From their castle town of Edo modern (Tokyo), the Tokugawa ruled Japan as Shoguns until 1867. The Tokugawa period saw the flowering of urban culture and a monetized commodity economy. The Samurai stood at the top of a legally-established four-class system. From illiterate warriors they were transformed into military bureaucrats who served both the Shogunal and Daimyo governments.
The first contact Japan had with the western world was when a Portuguese ship was blown off course and landed on the island in 1542. The “discovery” of Japan opened the door for trade , which became highly lucrative during the 1600’s as Japan forged trade alliances with Portugal, Holland and South China. The Shognate, however, believed that open trade was a threat to japan’s security and enforced restrictions on outside contact with Japan. Shortly following the visit of admiral Perry and his Flotilla in 1854, Japan’s 265 year period of Shogunate rule ended and an Imperial form of government was established.

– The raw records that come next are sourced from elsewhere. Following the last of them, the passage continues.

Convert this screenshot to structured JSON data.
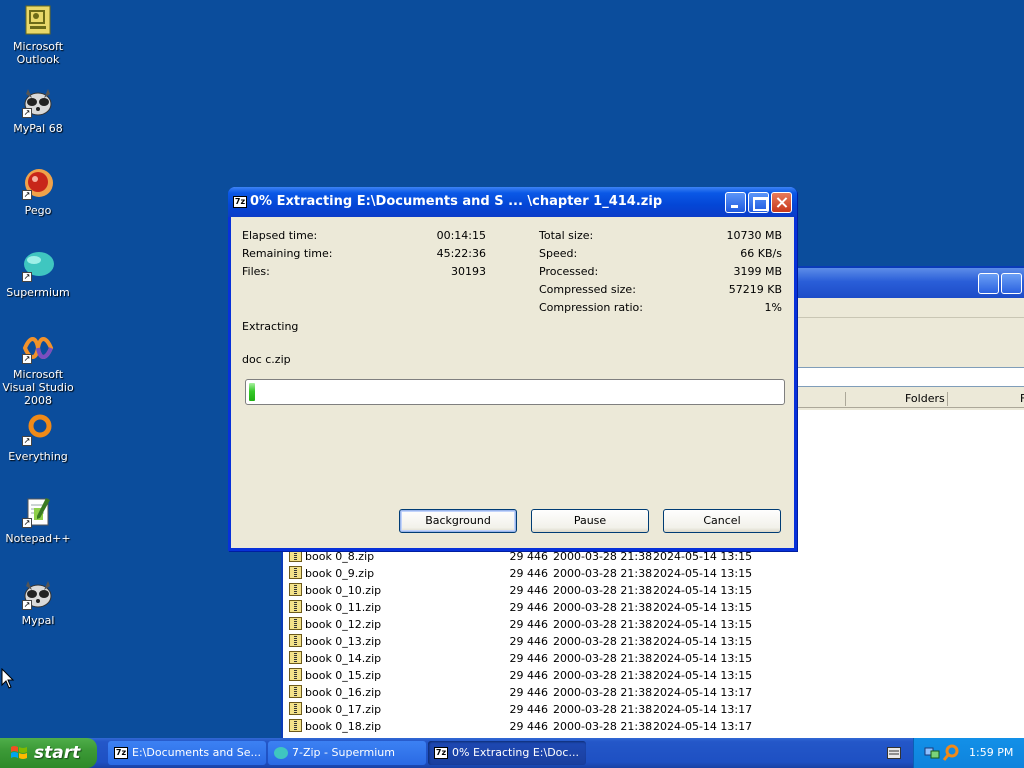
{
  "desktop": {
    "icons": [
      {
        "label": "Microsoft Outlook",
        "icon": "outlook-icon"
      },
      {
        "label": "MyPal 68",
        "icon": "mypal-icon"
      },
      {
        "label": "Pego",
        "icon": "pego-icon"
      },
      {
        "label": "Supermium",
        "icon": "supermium-icon"
      },
      {
        "label": "Microsoft Visual Studio 2008",
        "icon": "visual-studio-icon"
      },
      {
        "label": "Everything",
        "icon": "everything-icon"
      },
      {
        "label": "Notepad++",
        "icon": "notepadpp-icon"
      },
      {
        "label": "Mypal",
        "icon": "mypal-icon"
      }
    ]
  },
  "file_manager": {
    "column_headers": {
      "folders": "Folders",
      "next": "F"
    },
    "rows": [
      {
        "name": "book 0_8.zip",
        "size": "29 446",
        "modified": "2000-03-28 21:38",
        "created": "2024-05-14 13:15"
      },
      {
        "name": "book 0_9.zip",
        "size": "29 446",
        "modified": "2000-03-28 21:38",
        "created": "2024-05-14 13:15"
      },
      {
        "name": "book 0_10.zip",
        "size": "29 446",
        "modified": "2000-03-28 21:38",
        "created": "2024-05-14 13:15"
      },
      {
        "name": "book 0_11.zip",
        "size": "29 446",
        "modified": "2000-03-28 21:38",
        "created": "2024-05-14 13:15"
      },
      {
        "name": "book 0_12.zip",
        "size": "29 446",
        "modified": "2000-03-28 21:38",
        "created": "2024-05-14 13:15"
      },
      {
        "name": "book 0_13.zip",
        "size": "29 446",
        "modified": "2000-03-28 21:38",
        "created": "2024-05-14 13:15"
      },
      {
        "name": "book 0_14.zip",
        "size": "29 446",
        "modified": "2000-03-28 21:38",
        "created": "2024-05-14 13:15"
      },
      {
        "name": "book 0_15.zip",
        "size": "29 446",
        "modified": "2000-03-28 21:38",
        "created": "2024-05-14 13:15"
      },
      {
        "name": "book 0_16.zip",
        "size": "29 446",
        "modified": "2000-03-28 21:38",
        "created": "2024-05-14 13:17"
      },
      {
        "name": "book 0_17.zip",
        "size": "29 446",
        "modified": "2000-03-28 21:38",
        "created": "2024-05-14 13:17"
      },
      {
        "name": "book 0_18.zip",
        "size": "29 446",
        "modified": "2000-03-28 21:38",
        "created": "2024-05-14 13:17"
      }
    ]
  },
  "dialog": {
    "title": "0% Extracting E:\\Documents and S ... \\chapter 1_414.zip",
    "app_badge": "7z",
    "stats_left": [
      {
        "label": "Elapsed time:",
        "value": "00:14:15"
      },
      {
        "label": "Remaining time:",
        "value": "45:22:36"
      },
      {
        "label": "Files:",
        "value": "30193"
      }
    ],
    "stats_right": [
      {
        "label": "Total size:",
        "value": "10730 MB"
      },
      {
        "label": "Speed:",
        "value": "66 KB/s"
      },
      {
        "label": "Processed:",
        "value": "3199 MB"
      },
      {
        "label": "Compressed size:",
        "value": "57219 KB"
      },
      {
        "label": "Compression ratio:",
        "value": "1%"
      }
    ],
    "operation": "Extracting",
    "current_file": "doc c.zip",
    "progress_fraction": 0.01,
    "buttons": {
      "background": "Background",
      "pause": "Pause",
      "cancel": "Cancel"
    }
  },
  "taskbar": {
    "start_label": "start",
    "tasks": [
      {
        "label": "E:\\Documents and Se...",
        "icon": "7zip-icon",
        "badge": "7z"
      },
      {
        "label": "7-Zip - Supermium",
        "icon": "supermium-icon"
      },
      {
        "label": "0% Extracting E:\\Doc...",
        "icon": "7zip-icon",
        "badge": "7z"
      }
    ],
    "clock": "1:59 PM"
  }
}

During the Meiji Period, corresponding to the reign (1868-1912) of Emperor Meiji, centralized bureaucracy replaced the balance of power between the Tokugawa and the autonomous domains. A conscript army replaced the military authority of the Samurai. These interesting rectangular coins were used during the time of Japan’s Shogun rulers. Each coin is marked with an inscription bearing its’ value in either gold or silver.